Some women at high risk of ovarian cancer have opted to have their ovaries removed to reduce their cancer risk. Now, a recent study suggests that removing the ovaries may not be necessary to reduce the risk of ovarian cancer in high risk women. In a study with monkeys, researchers found that removing a layer of cells on which ovarian cancer cells tend to form reduced cancer risk while maintaining fertility. While the research is still in early stages, it may provide hope to high-risk women who would like to have children.

Ovarian cancer is the eighth most common cancer among women and the fifth leading cause of cancer deaths in women. Ovarian cancer can be difficult to diagnose early because the majority of women do not appear to have any symptoms of the disease. In fact, ovarian cancer has been called the “silent killer” because the symptoms can be very subtle ("silent") or unnoticeable until the disease has progressed significantly. Symptoms of ovarian cancer include pelvic/abdominal pain, gastrointestinal problems, frequent urination, changes in bowel habits, weight gain or loss, pain during sexual intercourse, fatigue, leg pain, or unusual vaginal bleeding.

There is also no foolproof screening test to detect ovarian cancer. The best method of defense against ovarian cancer is a yearly pelvic exam beginning at age 18. Genetic testing is available to determine whether women carry mutations of the BRCA1 (breast cancer gene 1) or BRCA2 (breast cancer gene 2) genes. Mutations of these genes put women at higher risk of developing both ovarian cancer and breast cancer.Some women at high risk of ovarian cancer, as determined by factors such as a strong family history and genetic testing, consider oophorectomy—a surgical procedure to remove the ovaries. The procedure remains controversial and is not commonly performed. The theory is that removing the body’s main source of estrogen (the ovaries) helps reduce the chances of developing both ovarian and breast cancer since many of these cancers depend on estrogen for growth and survival. A 2010 study published in the Journal of the American Medical Association showed a reduced risk of ovarian cancer among women at genetically high risk of developing the disease who underwent oophorectomies.

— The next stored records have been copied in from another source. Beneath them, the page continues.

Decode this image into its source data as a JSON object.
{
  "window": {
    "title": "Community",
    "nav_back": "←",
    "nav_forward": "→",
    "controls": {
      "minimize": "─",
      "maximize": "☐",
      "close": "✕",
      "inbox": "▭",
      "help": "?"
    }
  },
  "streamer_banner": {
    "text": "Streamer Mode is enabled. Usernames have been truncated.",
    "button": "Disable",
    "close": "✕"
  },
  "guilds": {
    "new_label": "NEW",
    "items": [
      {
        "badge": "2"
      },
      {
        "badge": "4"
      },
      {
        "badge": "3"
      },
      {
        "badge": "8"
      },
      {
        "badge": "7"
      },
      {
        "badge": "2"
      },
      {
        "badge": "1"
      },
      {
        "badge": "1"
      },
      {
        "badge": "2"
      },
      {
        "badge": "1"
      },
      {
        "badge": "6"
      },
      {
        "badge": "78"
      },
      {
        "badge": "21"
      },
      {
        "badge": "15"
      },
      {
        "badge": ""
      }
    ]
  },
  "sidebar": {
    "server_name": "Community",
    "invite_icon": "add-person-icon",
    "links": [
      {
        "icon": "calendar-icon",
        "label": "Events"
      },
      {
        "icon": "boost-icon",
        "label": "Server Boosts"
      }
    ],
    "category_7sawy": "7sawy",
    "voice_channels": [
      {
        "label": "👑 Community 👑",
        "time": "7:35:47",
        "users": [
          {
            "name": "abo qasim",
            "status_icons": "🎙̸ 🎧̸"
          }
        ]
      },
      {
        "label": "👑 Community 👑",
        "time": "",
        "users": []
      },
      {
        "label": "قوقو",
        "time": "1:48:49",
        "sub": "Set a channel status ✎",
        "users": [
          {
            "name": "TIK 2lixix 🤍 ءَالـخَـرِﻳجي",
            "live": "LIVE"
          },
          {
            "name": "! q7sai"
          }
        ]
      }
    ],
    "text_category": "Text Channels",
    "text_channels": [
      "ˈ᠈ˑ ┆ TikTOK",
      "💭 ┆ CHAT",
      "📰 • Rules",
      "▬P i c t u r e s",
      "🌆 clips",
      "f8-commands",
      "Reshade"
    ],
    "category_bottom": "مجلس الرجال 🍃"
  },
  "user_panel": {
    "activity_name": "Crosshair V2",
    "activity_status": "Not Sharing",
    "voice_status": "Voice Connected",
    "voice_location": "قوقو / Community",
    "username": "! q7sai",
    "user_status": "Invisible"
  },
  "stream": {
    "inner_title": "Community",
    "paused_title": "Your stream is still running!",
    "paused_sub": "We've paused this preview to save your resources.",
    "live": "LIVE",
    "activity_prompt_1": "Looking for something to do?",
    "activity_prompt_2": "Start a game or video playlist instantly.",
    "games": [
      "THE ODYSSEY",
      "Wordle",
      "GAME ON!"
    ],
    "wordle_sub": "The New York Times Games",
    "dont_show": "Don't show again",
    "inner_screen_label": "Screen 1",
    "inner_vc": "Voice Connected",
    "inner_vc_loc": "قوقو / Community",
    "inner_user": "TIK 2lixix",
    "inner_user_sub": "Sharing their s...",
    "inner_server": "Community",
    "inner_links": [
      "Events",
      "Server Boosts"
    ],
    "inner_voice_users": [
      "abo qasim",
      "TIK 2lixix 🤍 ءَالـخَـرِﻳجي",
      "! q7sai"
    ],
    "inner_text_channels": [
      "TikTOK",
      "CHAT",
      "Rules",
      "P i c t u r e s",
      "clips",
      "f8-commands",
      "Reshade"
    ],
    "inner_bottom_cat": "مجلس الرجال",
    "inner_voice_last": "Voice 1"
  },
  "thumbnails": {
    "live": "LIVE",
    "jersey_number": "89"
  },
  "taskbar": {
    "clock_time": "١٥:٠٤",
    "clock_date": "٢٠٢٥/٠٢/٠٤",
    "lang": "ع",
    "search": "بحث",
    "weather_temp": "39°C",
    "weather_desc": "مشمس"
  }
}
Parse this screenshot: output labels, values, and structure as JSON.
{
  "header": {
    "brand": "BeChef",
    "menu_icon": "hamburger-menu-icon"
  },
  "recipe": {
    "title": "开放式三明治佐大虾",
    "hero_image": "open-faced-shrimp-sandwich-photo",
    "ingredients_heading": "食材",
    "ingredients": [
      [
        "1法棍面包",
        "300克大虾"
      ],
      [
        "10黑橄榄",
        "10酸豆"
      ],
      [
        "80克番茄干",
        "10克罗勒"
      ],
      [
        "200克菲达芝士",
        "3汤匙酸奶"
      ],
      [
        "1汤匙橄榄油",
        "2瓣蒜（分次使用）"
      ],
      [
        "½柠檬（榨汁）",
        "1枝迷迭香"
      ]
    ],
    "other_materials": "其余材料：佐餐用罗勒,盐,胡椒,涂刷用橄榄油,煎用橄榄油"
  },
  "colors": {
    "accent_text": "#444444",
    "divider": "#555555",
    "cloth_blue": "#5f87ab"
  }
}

 The current study was performed by researchers at Oregon Health and Science University's Oregon National Primate Research Center. Instead of entirely removing the ovaries, researchers removed the ovarian surface epithelium in healthy female monkeys through a minimally invasive surgery.

After the surgery, the researchers observed the monkeys to determine the function of the ovaries changed. They found that the monkeys remained as fertile as before the surgery. Additional research is needed, but the researchers say that they may have found a minimally invasive method to reduce ovarian cancer risk in high-risk women while preserving fertility.